100 YEARS AGO: Saturday, April 26, has been designated Volunteer Day in Marinette County for the Victory Loan. On that day, patriotic people of this county are expected to march to the booths in their respective wards, towns and villages and make their subscriptions to this fifth and last popular war loan of the United States government. If the response is what it should be, Marinette County may be able to go over the top on that day. The allotment for Marinette County, although not yet officially made, will be about $800,000. This is a reduction over $300,000 in what was expected when it was deemed certain that the loan would be for $6 billion. The terms of the loan are also very good. It is a short term loan, four years and the interest rate is 4.75 percent with 3.75 for entirely tax free bonds 

50 YEARS AGO: Plans for a pilot four-unit team teaching program for some sixth grade pupils of Marinette public schools were unveiled Monday night (April 14) to the board of education. The proposal was reported by Kenneth Sauter, elementary supervisor, who also announced that primary classes of the district will become completely ungraded beginning in September. The administrator explained that the program for the sixth graders was selected as a pilot project in anticipation of establishing the middle school concept in the district. On recommendation of its curriculum committee, the board already has agreed to creation of a middle school which will accommodate grades six, seven and eight in their own facilities. 

25 YEARS AGO: By the end of 1994, each community in Marinette County will have an effective recycling program, according to Tom Crowley, UW-Extension agent for community development. Those who do not will lose eligibility for state grant money and have their trash banned from all landfills in Wisconsin. “The real teeth in this,” said Crowley, referring to state recycling laws, “is that if a community doesn’t want to have an effective program in place this year, it will no longer be eligible for grant money and if they don’t have an effective program, they won’t be able to use Wisconsin landfills.” Applications detailing these programs had to be submitted by April 1. Crowley said only three communities have passed recycling ordinances — the city of Niagara, and the city and town of Peshtigo. Crowley added that most communities sent in their applications without adopting ordinances. 

FIVE YEARS AGO: Dispatchers are the “unsung heroes” of public safety. They sit in darkened rooms looking at computer screens and talking to people they never see, who are often in panic situations.
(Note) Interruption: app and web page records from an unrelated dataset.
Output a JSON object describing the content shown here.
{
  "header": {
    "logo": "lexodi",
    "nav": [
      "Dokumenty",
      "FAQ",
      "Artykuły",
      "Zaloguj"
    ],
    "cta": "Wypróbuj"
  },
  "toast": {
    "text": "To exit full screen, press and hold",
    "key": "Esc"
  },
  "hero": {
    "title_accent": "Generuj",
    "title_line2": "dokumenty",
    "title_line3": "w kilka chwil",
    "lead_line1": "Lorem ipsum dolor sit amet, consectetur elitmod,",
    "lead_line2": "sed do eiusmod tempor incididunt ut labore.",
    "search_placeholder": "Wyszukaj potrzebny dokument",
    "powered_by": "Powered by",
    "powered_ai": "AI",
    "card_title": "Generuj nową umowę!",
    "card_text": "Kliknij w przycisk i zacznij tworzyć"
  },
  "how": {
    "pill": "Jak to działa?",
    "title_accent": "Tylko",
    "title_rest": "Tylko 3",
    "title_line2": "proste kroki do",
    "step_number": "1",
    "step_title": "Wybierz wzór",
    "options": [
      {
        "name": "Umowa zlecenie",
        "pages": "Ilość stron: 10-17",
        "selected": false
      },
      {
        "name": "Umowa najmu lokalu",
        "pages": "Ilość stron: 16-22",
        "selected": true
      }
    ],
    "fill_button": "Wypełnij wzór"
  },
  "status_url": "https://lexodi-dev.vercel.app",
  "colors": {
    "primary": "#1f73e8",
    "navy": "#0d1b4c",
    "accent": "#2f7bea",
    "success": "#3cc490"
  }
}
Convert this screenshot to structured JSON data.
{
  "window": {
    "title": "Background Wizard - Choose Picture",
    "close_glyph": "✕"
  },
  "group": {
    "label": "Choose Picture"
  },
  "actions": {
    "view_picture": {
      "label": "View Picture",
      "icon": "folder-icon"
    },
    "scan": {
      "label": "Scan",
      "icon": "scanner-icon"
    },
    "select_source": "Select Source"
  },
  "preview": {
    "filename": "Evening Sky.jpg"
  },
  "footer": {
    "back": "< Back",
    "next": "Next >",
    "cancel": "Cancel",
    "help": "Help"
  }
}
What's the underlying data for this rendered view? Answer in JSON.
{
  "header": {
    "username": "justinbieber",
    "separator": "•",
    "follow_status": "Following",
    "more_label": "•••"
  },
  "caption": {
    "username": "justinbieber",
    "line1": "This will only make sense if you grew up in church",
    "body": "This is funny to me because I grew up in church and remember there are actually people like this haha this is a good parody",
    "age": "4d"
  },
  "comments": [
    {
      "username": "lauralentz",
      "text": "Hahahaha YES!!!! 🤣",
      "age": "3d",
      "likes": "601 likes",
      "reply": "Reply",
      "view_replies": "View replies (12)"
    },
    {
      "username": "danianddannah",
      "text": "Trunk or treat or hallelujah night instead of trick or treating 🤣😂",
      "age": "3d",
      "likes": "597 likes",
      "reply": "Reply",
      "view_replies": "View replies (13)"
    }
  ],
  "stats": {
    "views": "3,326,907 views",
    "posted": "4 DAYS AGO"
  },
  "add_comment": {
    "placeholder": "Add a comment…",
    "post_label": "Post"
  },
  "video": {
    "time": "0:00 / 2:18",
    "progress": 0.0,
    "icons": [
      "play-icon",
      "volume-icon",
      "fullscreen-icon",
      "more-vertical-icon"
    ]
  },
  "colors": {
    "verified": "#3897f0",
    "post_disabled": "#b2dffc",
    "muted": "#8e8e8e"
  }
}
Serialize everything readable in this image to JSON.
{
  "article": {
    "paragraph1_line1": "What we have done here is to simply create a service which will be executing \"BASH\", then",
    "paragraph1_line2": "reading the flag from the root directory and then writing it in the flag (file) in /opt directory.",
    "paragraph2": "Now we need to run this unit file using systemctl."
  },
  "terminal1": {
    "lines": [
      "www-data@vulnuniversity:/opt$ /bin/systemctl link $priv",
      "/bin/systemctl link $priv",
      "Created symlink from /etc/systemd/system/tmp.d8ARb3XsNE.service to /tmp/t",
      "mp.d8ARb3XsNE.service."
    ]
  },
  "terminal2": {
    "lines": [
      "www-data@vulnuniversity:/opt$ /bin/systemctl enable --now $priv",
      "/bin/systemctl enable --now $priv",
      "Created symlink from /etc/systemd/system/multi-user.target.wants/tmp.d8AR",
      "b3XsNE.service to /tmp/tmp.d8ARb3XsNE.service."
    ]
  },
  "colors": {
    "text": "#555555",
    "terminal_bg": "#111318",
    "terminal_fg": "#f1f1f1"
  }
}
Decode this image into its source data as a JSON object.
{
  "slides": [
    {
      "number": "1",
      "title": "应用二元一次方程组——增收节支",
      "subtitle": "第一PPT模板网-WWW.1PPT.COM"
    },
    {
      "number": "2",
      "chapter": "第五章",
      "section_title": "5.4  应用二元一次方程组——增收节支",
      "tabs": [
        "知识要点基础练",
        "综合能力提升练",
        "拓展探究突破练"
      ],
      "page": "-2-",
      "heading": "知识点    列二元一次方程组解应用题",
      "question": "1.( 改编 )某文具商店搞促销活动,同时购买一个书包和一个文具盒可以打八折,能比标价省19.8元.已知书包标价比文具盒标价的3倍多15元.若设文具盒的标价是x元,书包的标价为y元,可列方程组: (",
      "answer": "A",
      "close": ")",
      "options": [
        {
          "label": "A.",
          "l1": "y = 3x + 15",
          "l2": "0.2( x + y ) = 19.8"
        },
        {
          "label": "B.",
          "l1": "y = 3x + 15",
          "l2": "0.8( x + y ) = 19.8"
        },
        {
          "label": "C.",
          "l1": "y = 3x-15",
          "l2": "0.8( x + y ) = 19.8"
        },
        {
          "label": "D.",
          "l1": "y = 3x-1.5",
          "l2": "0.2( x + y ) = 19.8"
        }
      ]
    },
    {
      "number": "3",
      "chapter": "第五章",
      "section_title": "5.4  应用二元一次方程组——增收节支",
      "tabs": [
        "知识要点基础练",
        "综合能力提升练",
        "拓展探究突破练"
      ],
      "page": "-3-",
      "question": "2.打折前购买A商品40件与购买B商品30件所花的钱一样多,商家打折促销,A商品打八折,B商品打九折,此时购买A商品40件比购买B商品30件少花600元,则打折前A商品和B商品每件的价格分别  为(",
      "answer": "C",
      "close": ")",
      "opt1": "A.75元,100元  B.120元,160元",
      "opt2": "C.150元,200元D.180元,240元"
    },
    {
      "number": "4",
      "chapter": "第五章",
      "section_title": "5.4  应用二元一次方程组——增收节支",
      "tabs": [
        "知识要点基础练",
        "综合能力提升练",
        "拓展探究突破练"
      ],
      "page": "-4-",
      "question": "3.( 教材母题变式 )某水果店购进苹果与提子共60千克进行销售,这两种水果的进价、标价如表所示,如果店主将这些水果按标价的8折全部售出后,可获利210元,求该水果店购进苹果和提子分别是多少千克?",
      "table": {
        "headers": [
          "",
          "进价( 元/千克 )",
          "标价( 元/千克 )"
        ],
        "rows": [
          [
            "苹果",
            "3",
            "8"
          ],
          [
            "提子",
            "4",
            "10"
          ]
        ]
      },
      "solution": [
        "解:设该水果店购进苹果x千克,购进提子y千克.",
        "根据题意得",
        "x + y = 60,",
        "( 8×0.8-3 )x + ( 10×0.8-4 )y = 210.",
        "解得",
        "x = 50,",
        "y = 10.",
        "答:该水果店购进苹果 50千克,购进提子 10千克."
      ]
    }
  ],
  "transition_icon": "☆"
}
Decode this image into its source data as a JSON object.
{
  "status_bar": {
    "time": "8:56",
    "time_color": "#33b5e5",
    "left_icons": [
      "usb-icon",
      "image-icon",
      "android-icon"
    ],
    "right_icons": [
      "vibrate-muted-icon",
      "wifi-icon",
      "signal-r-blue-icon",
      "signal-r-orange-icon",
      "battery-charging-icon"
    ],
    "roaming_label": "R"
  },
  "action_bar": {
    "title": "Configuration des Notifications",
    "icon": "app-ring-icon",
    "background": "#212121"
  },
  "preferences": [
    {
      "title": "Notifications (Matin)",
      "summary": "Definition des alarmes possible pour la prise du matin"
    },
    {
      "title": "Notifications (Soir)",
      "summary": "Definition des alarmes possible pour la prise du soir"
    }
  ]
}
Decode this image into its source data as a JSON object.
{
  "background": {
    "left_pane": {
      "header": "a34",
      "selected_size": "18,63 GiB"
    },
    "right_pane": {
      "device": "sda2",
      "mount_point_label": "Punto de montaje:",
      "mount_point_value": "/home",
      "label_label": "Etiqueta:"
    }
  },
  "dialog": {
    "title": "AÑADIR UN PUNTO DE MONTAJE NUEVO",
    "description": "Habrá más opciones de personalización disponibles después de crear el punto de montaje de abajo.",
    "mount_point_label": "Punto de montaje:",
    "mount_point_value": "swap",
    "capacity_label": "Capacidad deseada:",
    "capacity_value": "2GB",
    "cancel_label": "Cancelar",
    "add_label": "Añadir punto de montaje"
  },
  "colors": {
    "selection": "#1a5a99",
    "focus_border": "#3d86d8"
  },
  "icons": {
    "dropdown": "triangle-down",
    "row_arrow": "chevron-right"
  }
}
Their efforts receive little recognition except in April, during National Public Safety Telecommunications Week, which began last Sunday, and National 9-1-1 Education Month. “They are the unsung heroes,” said Marinette County Communications Director Kirsten Bellisle. “They don’t get a lot of rewards. “They get the reward of knowing they did a good job on a call. Nobody knows who they are. They aren’t the ones who get thanks, even though they’re the call-takers.” Bellisle directs a staff of 12 full-time dispatchers, two part-timers, and was in the process of filling a third part-time position last week, based in the communications center at the Marinette County Law Enforcement Center. On the other side of the river, Debra Wormwood is director of the Menominee County Central Dispatch Center, located in the same building as the Menominee Police Department. She has a staff of seven full-time and two part-time dispatchers, with a third part-time position presently vacant.